International applicant to US Schools – Do’s and Don’ts

Posted by Super User
Super User
Super User has not set their biography yet
User is currently offline
in International Candidates

Admission committees like to have fair representation of international students in their student body to enhance the collective experience of the class. International applicants should ensure that they present a well-rounded overview of their profile of their candidature during written or oral communication with the business school. Some of the do’s and don’ts for prospective applicants are:


  • Try to market your profile in a holistic way. Numbers only (GPA, GMAT), though they are important to be competitive, don’t help you to get an admission. Ensure that you are stating the impact at and outside of work, focusing on cross-cultural experiences, soft skills, challenges overcome in diverse team settings and the impact you made in your community.
  • Do sensitize the reader about the under-graduation and professional academic achievements by elaborating about the selection process and competitiveness of the program.
  • It is important to demonstrate your achievements using metrics for easy reference. For financial impact made in the organization like increase in revenue or costs saved, use the international currency (USD or EUR), or use reader’s local metrics (pounds over kilograms or miles over kilometers).
  • Interviews are a great opportunity to make a positive impression. Candidates need to be confident and honest and provide sincere and thoughtful answers to the questions asked. Do explain how you would be an asset to the business school community and offer models for team leadership and cross-cultural experiences. In some cultures, people speak either very fast or slow. You need to alter the pace for the interviewers to understand.

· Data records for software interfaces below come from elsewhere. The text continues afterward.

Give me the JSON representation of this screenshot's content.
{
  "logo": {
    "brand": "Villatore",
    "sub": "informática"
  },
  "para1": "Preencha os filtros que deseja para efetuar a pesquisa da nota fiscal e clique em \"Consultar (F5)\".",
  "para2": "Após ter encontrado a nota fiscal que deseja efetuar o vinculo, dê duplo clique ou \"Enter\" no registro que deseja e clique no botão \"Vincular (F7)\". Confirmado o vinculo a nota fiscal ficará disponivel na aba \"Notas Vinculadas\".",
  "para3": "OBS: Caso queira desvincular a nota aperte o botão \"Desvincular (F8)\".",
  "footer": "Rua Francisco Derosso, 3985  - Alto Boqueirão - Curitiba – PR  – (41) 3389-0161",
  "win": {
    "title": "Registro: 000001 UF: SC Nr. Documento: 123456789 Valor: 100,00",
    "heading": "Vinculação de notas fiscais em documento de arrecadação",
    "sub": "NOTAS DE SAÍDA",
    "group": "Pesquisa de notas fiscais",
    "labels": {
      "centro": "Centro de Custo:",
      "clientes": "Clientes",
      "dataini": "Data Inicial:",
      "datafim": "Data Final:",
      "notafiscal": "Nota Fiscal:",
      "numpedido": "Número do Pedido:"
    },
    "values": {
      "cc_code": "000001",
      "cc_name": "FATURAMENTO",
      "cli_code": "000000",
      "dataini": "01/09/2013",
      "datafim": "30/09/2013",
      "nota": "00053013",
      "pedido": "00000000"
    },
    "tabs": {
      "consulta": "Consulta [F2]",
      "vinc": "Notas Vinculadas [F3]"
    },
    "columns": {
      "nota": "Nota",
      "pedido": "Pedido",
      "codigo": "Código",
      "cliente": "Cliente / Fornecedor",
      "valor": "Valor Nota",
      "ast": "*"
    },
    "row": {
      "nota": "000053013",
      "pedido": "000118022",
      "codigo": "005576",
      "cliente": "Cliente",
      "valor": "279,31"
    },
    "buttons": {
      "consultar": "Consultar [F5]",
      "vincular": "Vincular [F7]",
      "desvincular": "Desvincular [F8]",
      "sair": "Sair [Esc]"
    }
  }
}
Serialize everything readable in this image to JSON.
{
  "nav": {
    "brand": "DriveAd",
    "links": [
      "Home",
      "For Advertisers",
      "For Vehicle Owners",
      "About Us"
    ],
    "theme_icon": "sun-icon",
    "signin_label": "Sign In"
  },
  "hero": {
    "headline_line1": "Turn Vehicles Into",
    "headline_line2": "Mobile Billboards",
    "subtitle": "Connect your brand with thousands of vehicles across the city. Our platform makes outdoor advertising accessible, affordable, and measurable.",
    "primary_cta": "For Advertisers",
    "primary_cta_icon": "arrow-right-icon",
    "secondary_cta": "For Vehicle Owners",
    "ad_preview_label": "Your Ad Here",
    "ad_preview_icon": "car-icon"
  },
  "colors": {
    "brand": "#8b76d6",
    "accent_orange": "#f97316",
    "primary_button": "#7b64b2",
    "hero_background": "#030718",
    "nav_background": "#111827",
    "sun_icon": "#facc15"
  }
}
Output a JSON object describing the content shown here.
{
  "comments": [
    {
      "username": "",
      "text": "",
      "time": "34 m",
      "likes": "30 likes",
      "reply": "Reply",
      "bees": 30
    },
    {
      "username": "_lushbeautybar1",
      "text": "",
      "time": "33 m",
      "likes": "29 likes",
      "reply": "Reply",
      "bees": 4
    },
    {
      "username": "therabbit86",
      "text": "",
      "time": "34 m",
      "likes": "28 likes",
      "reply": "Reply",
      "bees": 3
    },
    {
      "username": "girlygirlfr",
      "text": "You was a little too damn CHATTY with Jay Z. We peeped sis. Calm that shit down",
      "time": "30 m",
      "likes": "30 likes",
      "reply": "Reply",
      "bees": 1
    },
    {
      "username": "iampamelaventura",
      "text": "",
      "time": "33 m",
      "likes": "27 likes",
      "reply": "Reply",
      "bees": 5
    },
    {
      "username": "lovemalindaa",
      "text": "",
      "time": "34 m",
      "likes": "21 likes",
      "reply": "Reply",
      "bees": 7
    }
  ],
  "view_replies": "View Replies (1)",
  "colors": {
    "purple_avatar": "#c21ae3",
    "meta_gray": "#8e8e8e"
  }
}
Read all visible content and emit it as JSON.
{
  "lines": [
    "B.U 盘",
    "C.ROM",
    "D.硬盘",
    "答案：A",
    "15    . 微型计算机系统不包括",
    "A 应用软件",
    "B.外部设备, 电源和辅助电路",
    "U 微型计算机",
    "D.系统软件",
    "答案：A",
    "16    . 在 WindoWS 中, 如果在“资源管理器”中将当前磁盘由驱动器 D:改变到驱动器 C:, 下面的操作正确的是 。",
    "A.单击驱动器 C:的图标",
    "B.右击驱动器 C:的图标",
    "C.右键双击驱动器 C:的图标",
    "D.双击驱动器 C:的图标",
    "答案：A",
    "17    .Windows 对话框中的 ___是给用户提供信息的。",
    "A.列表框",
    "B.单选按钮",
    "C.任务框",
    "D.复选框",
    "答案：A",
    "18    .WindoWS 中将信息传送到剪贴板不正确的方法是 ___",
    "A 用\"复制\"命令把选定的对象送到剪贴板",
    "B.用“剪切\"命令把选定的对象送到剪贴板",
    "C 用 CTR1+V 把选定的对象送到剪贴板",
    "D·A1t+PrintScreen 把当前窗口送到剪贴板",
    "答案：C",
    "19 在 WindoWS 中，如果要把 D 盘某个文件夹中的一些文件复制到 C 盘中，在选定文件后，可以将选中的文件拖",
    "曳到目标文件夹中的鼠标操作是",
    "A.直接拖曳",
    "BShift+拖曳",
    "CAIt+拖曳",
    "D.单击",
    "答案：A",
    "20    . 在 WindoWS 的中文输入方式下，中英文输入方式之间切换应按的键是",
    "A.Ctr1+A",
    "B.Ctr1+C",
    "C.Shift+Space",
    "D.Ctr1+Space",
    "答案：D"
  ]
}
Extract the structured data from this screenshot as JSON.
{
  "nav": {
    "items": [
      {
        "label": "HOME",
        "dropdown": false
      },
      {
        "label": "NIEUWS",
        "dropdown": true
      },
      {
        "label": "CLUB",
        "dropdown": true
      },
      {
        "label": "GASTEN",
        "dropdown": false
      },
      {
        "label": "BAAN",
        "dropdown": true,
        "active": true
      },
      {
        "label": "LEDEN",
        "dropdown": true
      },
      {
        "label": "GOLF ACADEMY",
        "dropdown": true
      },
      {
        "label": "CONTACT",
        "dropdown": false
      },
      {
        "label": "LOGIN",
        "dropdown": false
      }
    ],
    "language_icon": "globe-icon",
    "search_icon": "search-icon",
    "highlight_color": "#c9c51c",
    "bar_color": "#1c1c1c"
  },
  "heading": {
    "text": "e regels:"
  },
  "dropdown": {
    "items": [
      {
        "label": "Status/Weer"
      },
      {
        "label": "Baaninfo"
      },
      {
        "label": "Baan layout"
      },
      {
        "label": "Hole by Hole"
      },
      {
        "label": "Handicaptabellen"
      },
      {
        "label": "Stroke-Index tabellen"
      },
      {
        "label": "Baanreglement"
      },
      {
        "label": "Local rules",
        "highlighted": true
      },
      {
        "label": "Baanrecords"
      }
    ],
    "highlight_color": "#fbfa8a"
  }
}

  • Don’t assume the reader knows your organization, culture and the challenges faced by you. In essays and interviews, help the audience understand your background to appreciate the diversity you bring to the class.
  • Don’t oversell the organization or cultural aspects or names of people associated with you. The admissions’ committee would like to know who you are as a person and your journey as a leader; YOU should be the central theme of the essays.
  • While choosing recommendations, don’t go by the title of the individual. Rather, choose a person who knows you well. Admissions’ Committee prefers an honest judgment about the candidate over the claim of a recommender.
Tags: Untagged

Blog Topics

Admit Pitch Admit Pitch | Unleash Your Potential +91-99162-98362 contact@admitpitch.com